(MATERIAL PROVIDED Opens)

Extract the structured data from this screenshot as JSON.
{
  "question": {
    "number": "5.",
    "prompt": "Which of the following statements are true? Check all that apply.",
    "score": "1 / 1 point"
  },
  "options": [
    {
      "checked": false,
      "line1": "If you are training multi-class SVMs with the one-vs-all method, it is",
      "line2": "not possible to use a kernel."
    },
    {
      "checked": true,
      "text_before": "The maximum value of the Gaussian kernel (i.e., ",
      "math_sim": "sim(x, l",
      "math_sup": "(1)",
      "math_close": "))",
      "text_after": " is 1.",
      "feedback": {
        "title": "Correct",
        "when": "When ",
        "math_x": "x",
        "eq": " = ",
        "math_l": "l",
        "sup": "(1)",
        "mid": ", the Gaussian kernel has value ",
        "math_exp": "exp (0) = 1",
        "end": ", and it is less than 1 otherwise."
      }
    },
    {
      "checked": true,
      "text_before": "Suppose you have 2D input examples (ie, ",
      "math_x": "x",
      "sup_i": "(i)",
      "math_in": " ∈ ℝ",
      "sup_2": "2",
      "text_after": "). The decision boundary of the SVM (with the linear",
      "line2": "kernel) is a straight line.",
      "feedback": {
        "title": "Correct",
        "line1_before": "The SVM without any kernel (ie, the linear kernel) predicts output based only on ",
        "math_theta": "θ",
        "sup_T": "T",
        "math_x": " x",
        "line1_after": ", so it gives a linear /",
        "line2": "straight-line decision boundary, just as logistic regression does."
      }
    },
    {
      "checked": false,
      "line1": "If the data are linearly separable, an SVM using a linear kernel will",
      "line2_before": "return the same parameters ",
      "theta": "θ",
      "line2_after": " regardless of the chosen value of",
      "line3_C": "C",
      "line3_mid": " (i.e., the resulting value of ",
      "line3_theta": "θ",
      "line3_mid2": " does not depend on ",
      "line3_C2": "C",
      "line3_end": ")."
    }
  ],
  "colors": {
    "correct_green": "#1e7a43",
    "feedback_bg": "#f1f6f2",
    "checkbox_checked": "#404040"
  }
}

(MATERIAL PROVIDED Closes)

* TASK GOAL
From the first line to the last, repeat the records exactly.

* EXERCISE OUTPUT
Extract the structured data from this screenshot as JSON.
{
  "question": {
    "number": "5.",
    "prompt": "Which of the following statements are true? Check all that apply.",
    "score": "1 / 1 point"
  },
  "options": [
    {
      "checked": false,
      "line1": "If you are training multi-class SVMs with the one-vs-all method, it is",
      "line2": "not possible to use a kernel."
    },
    {
      "checked": true,
      "text_before": "The maximum value of the Gaussian kernel (i.e., ",
      "math_sim": "sim(x, l",
      "math_sup": "(1)",
      "math_close": "))",
      "text_after": " is 1.",
      "feedback": {
        "title": "Correct",
        "when": "When ",
        "math_x": "x",
        "eq": " = ",
        "math_l": "l",
        "sup": "(1)",
        "mid": ", the Gaussian kernel has value ",
        "math_exp": "exp (0) = 1",
        "end": ", and it is less than 1 otherwise."
      }
    },
    {
      "checked": true,
      "text_before": "Suppose you have 2D input examples (ie, ",
      "math_x": "x",
      "sup_i": "(i)",
      "math_in": " ∈ ℝ",
      "sup_2": "2",
      "text_after": "). The decision boundary of the SVM (with the linear",
      "line2": "kernel) is a straight line.",
      "feedback": {
        "title": "Correct",
        "line1_before": "The SVM without any kernel (ie, the linear kernel) predicts output based only on ",
        "math_theta": "θ",
        "sup_T": "T",
        "math_x": " x",
        "line1_after": ", so it gives a linear /",
        "line2": "straight-line decision boundary, just as logistic regression does."
      }
    },
    {
      "checked": false,
      "line1": "If the data are linearly separable, an SVM using a linear kernel will",
      "line2_before": "return the same parameters ",
      "theta": "θ",
      "line2_after": " regardless of the chosen value of",
      "line3_C": "C",
      "line3_mid": " (i.e., the resulting value of ",
      "line3_theta": "θ",
      "line3_mid2": " does not depend on ",
      "line3_C2": "C",
      "line3_end": ")."
    }
  ],
  "colors": {
    "correct_green": "#1e7a43",
    "feedback_bg": "#f1f6f2",
    "checkbox_checked": "#404040"
  }
}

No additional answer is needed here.